Alex Goldman is a producer for On the Media. One time he got run over by a car.
World of Warcraft, Cognition, and the Sequester
Friday, February 22, 2013 - 03:16 PM
This week, the story that leads the news cycle (and, not coincidentally, leads our show) is the looming sequester. With Congress seemingly at an impasse, Republicans are demanding significant cuts in government spending, while Democrats are demanding an increase in tax revenues. Being that I play video games and find partisan congressional hackery so boring I could die, I naturally focused in on the one gaming story that has anything to do with the sequester.
Earlier this week U.S. House Majority Leader Eric Cantor posted a note on his website citing specific examples of government waste. Among them: "The National Science Foundation spent $1.2 million paying seniors to play 'World of Warcraft' to study the impact it had on their brain." The claim was quickly picked up by other Republicans as a talking point, with House Speaker John Boehner writing "no one should be talking about raising taxes when the government is still paying people to play videogames, giving folks free cellphones, and buying $47,000 cigarette-smoking machines."

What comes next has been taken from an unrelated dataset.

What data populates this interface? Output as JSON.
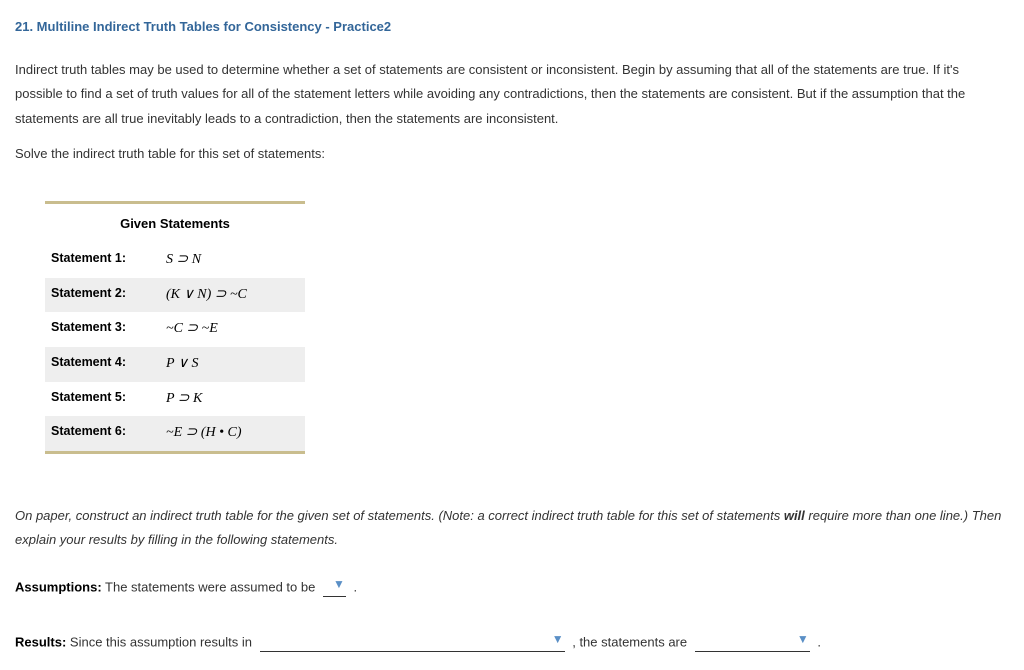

World of Warcraft? What is this study? How can I get on board?
The grant in question was awarded by the National Science Foundation to the North Carolina State University's Gains Through Gaming Lab as part of the 2010 stimulus. But, as Jason Allaire, co-director of the Gains Through Gaming Lab told me, it has nothing to do with World of Warcraft. "We did receive 1.2 million dollars, but it was for a very large study that was designed to see how and why certain aspects of a video game might improve cognition," Allaire told me over the phone. "And then it goes on to create a video game and then test that video game to see how well it improves older adults' health and well being.
"We finished that World of Warcraft data collection before we even got the NSF money," says Allaire, "and the World of Warcraft study, we did that with $5,000. It was kind of like a pilot study. It only had 39 participants, they only did about a week or two of playing World of Warcraft. So it was a pretty small proof of concept study that we just did."

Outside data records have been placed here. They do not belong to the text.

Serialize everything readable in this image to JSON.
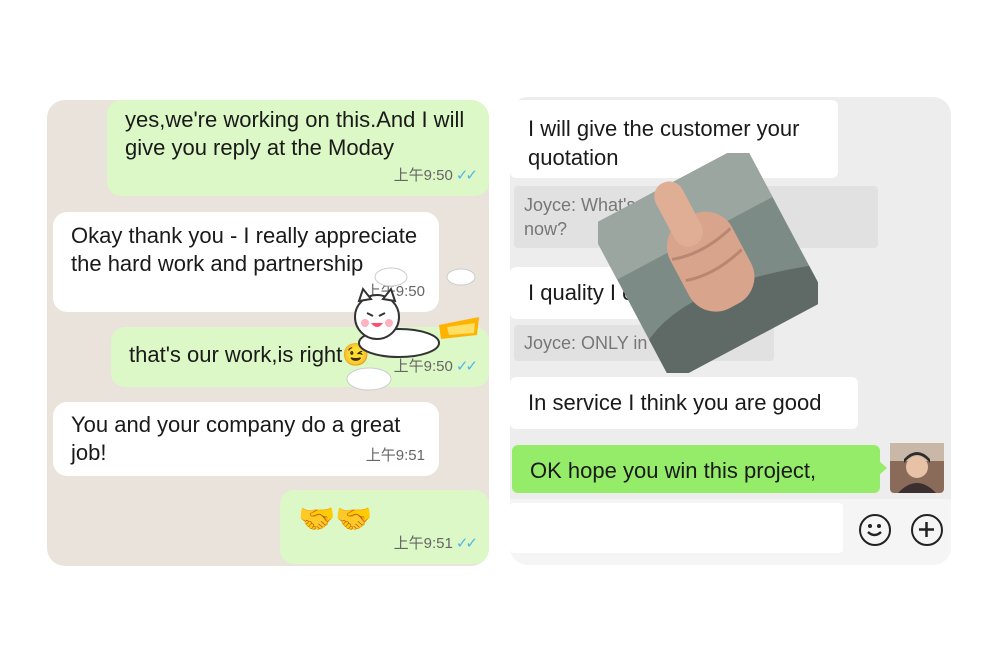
{
  "left_chat": {
    "messages": [
      {
        "dir": "out",
        "text": "yes,we're working on this.And I will\ngive you reply at the Moday",
        "time": "上午9:50",
        "ticks": "✓✓"
      },
      {
        "dir": "in",
        "text": "Okay thank you - I really appreciate\nthe hard work and partnership",
        "time": "上午9:50"
      },
      {
        "dir": "out",
        "text": "that's our work,is right😉",
        "time": "上午9:50",
        "ticks": "✓✓"
      },
      {
        "dir": "in",
        "text": "You and your company do a great\njob!",
        "time": "上午9:51"
      },
      {
        "dir": "out",
        "text": "🤝🤝",
        "time": "上午9:51",
        "ticks": "✓✓"
      }
    ],
    "sticker_icon": "cat-rocket-sticker-icon"
  },
  "right_chat": {
    "messages": [
      {
        "type": "in",
        "text": "I will give the customer your\nquotation"
      },
      {
        "type": "quote",
        "text": "Joyce:  What's            this project\nnow?"
      },
      {
        "type": "in",
        "text": "I quality I c"
      },
      {
        "type": "quote",
        "text": "Joyce:  ONLY in            on?"
      },
      {
        "type": "in",
        "text": "In service I think you are good"
      },
      {
        "type": "out",
        "text": "OK hope you win this project,"
      }
    ],
    "overlay_image": "thumbs-up-photo",
    "avatar": "user-avatar-photo",
    "composer": {
      "emoji_icon": "emoji-icon",
      "plus_icon": "plus-icon"
    }
  },
  "colors": {
    "whatsapp_out": "#dcf8c6",
    "whatsapp_bg": "#e9e3db",
    "wechat_out": "#95ec69",
    "wechat_bg": "#ededed",
    "tick_blue": "#4fb6ec"
  }
}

The Gains Through Gaming lab has been a target of small government Republicans since shortly after receiving the NSF grant in 2009. In 2010, their project appeared in a report by Senators Tom Coburn and John McCain called "Summertime Blues: 100 stimulus projects that give taxpayers the blues." Coburn singled them out again in a 2012 editorial on his website, again referring to the grant as being World of Warcraft oriented.
For his part, Allaire is not too worked up about the criticism. He just wants politicians to know what they're criticizing. "I don’t mind research being criticized, I think that’s a healthy debate," he says. "But if my research is going to get criticized, I definitely want it to be factually correct when it’s criticized. What these guys tend to forget is that the NSF and NIH are non partisan and the people who make these decisions about granting – it’s super hard to get a grant. If this isn’t going to have an impact on people’s lives or on science, you don’t get the money."